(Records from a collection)
········
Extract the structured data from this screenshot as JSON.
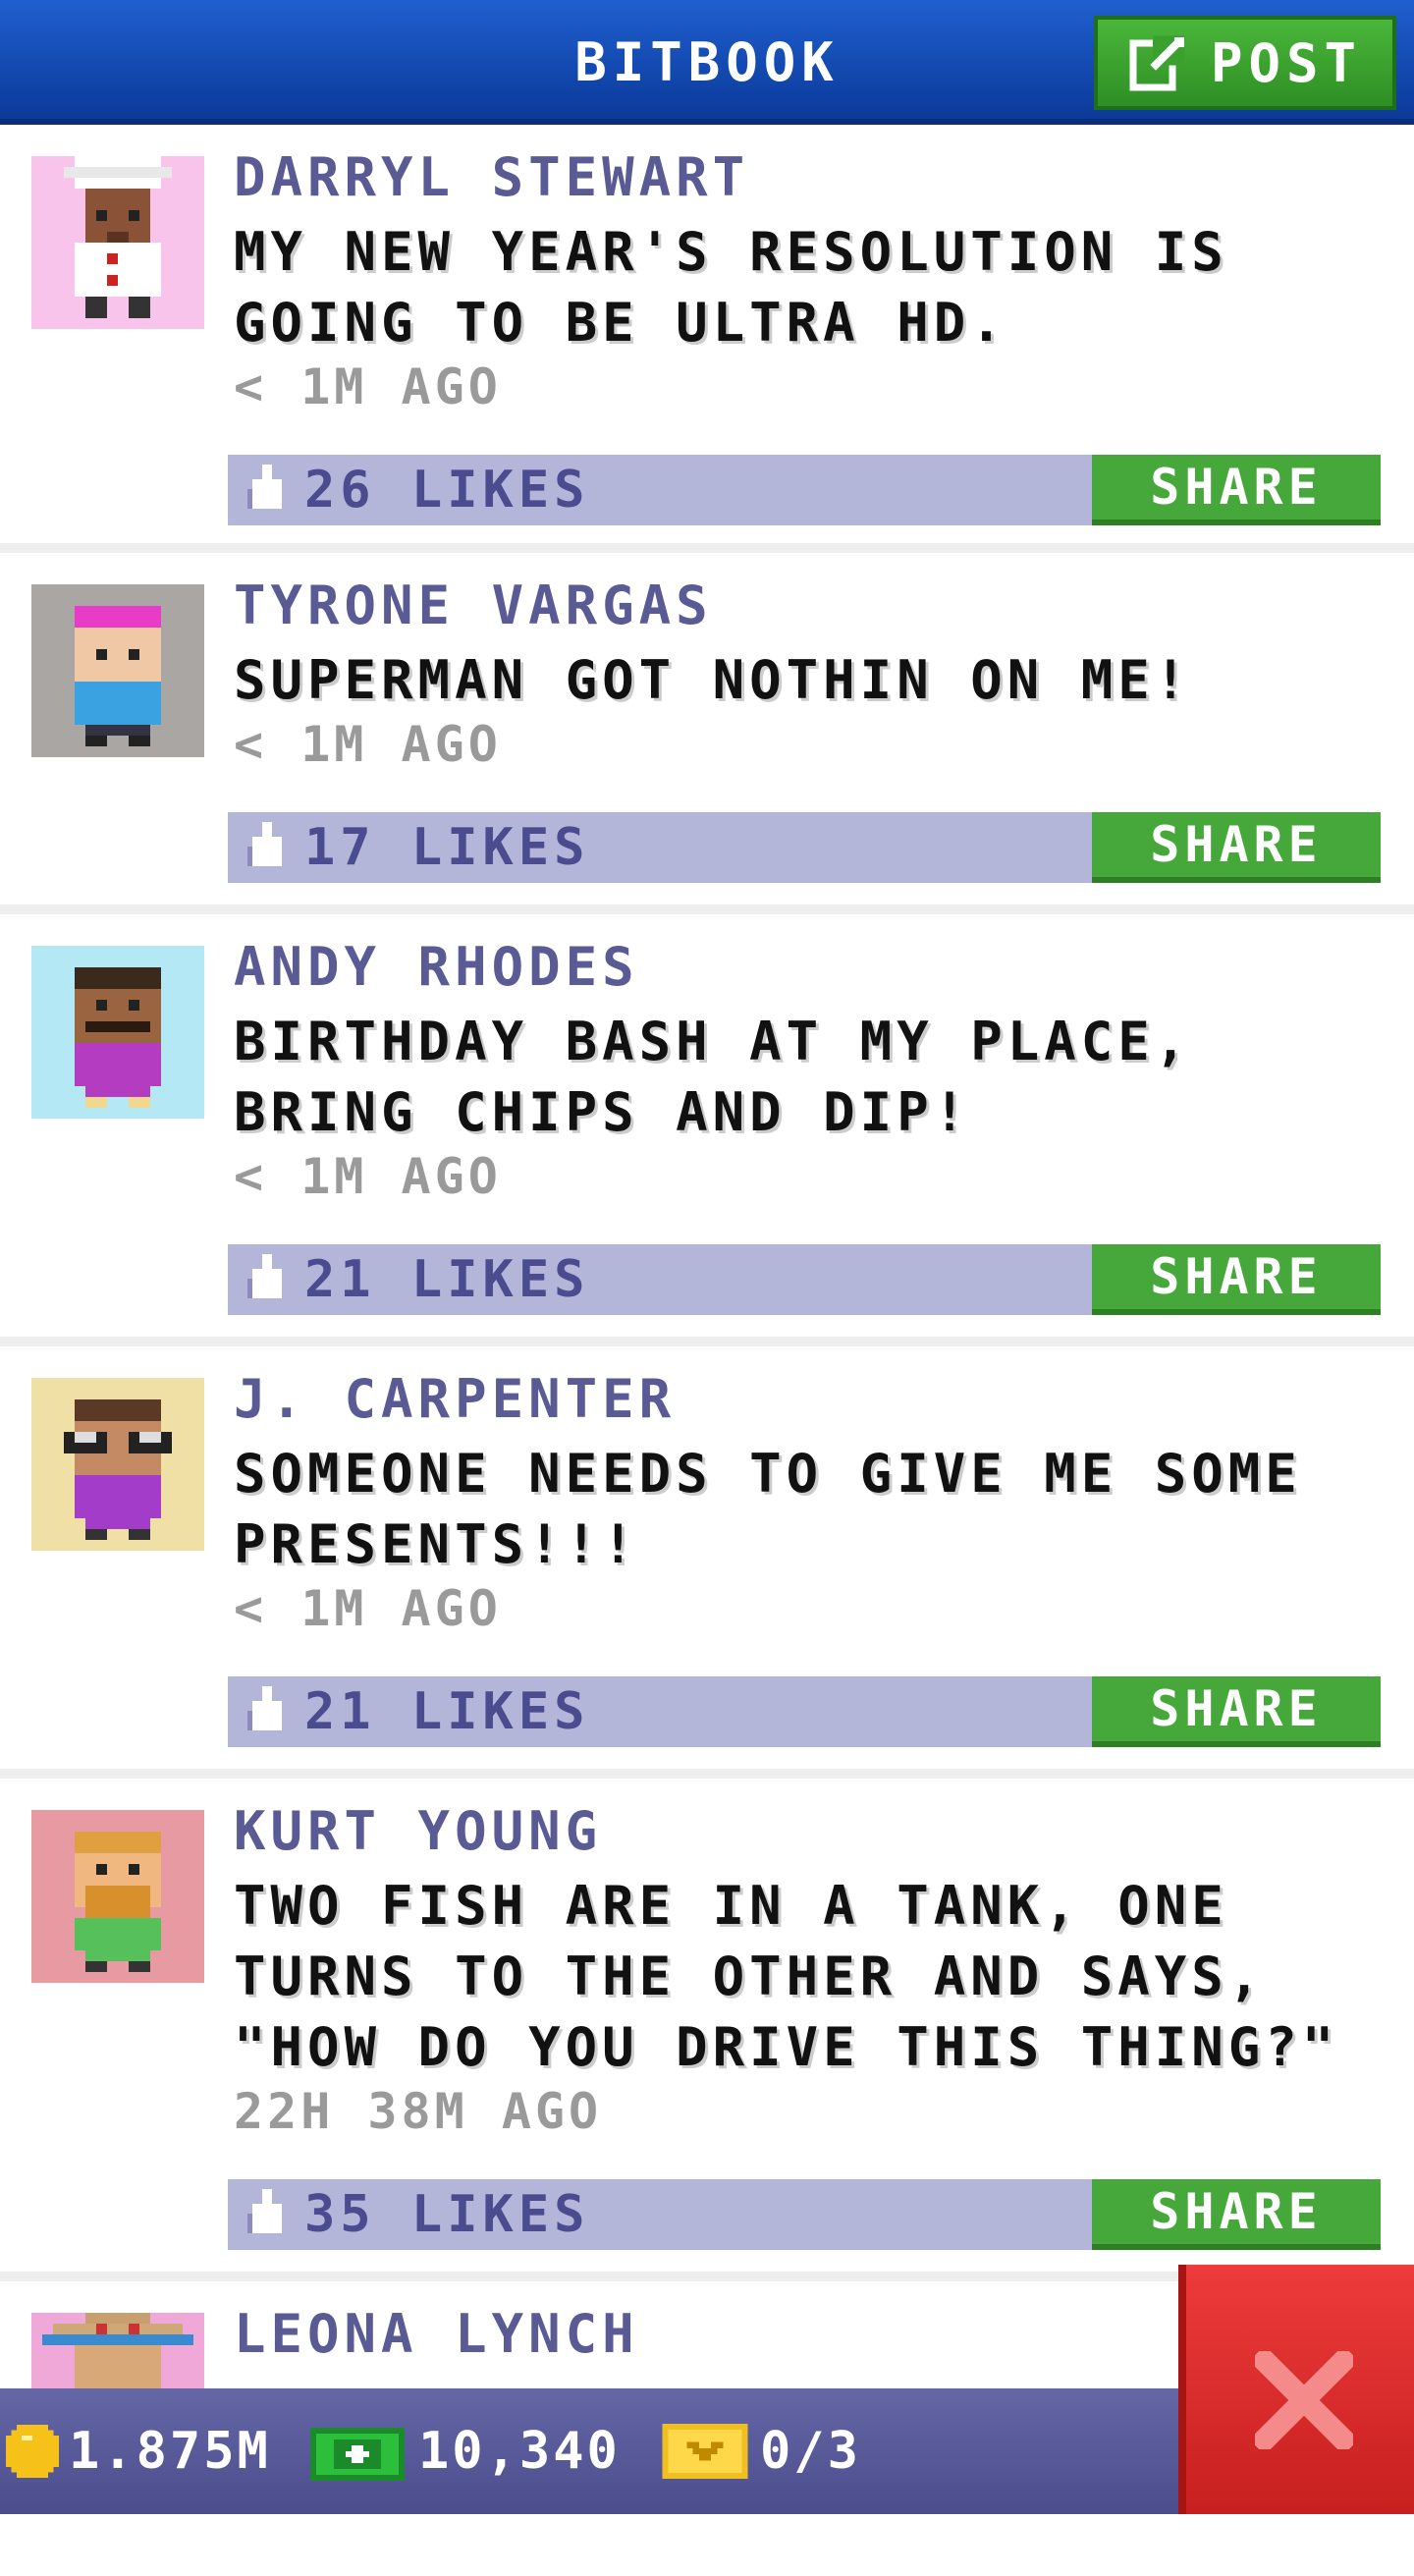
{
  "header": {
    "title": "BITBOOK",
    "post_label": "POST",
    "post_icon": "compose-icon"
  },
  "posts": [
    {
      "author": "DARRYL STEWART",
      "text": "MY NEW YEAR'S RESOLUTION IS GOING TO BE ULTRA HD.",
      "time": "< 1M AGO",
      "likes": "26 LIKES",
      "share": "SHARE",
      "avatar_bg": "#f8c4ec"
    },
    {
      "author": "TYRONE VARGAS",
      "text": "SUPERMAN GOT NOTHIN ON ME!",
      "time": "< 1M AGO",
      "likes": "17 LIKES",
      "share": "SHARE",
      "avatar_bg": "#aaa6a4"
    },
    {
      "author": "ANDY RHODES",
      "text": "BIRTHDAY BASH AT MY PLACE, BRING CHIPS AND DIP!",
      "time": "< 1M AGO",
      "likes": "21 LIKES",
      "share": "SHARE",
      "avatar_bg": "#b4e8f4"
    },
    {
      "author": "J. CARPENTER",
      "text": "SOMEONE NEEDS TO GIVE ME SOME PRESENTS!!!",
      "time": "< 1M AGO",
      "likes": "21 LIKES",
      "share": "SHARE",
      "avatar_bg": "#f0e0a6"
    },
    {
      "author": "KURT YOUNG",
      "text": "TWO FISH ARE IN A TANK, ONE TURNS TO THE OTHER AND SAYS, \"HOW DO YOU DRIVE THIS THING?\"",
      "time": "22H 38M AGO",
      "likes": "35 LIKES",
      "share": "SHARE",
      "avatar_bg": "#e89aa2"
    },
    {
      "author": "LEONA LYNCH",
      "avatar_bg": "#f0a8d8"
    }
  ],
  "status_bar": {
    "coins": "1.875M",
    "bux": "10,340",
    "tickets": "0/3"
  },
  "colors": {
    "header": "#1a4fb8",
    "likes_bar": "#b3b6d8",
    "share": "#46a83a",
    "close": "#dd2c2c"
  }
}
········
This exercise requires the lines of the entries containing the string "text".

TASK ANSWER:
      "text": "MY NEW YEAR'S RESOLUTION IS GOING TO BE ULTRA HD.",
      "text": "SUPERMAN GOT NOTHIN ON ME!",
      "text": "BIRTHDAY BASH AT MY PLACE, BRING CHIPS AND DIP!",
      "text": "SOMEONE NEEDS TO GIVE ME SOME PRESENTS!!!",
      "text": "TWO FISH ARE IN A TANK, ONE TURNS TO THE OTHER AND SAYS, \"HOW DO YOU DRIVE THIS THING?\"",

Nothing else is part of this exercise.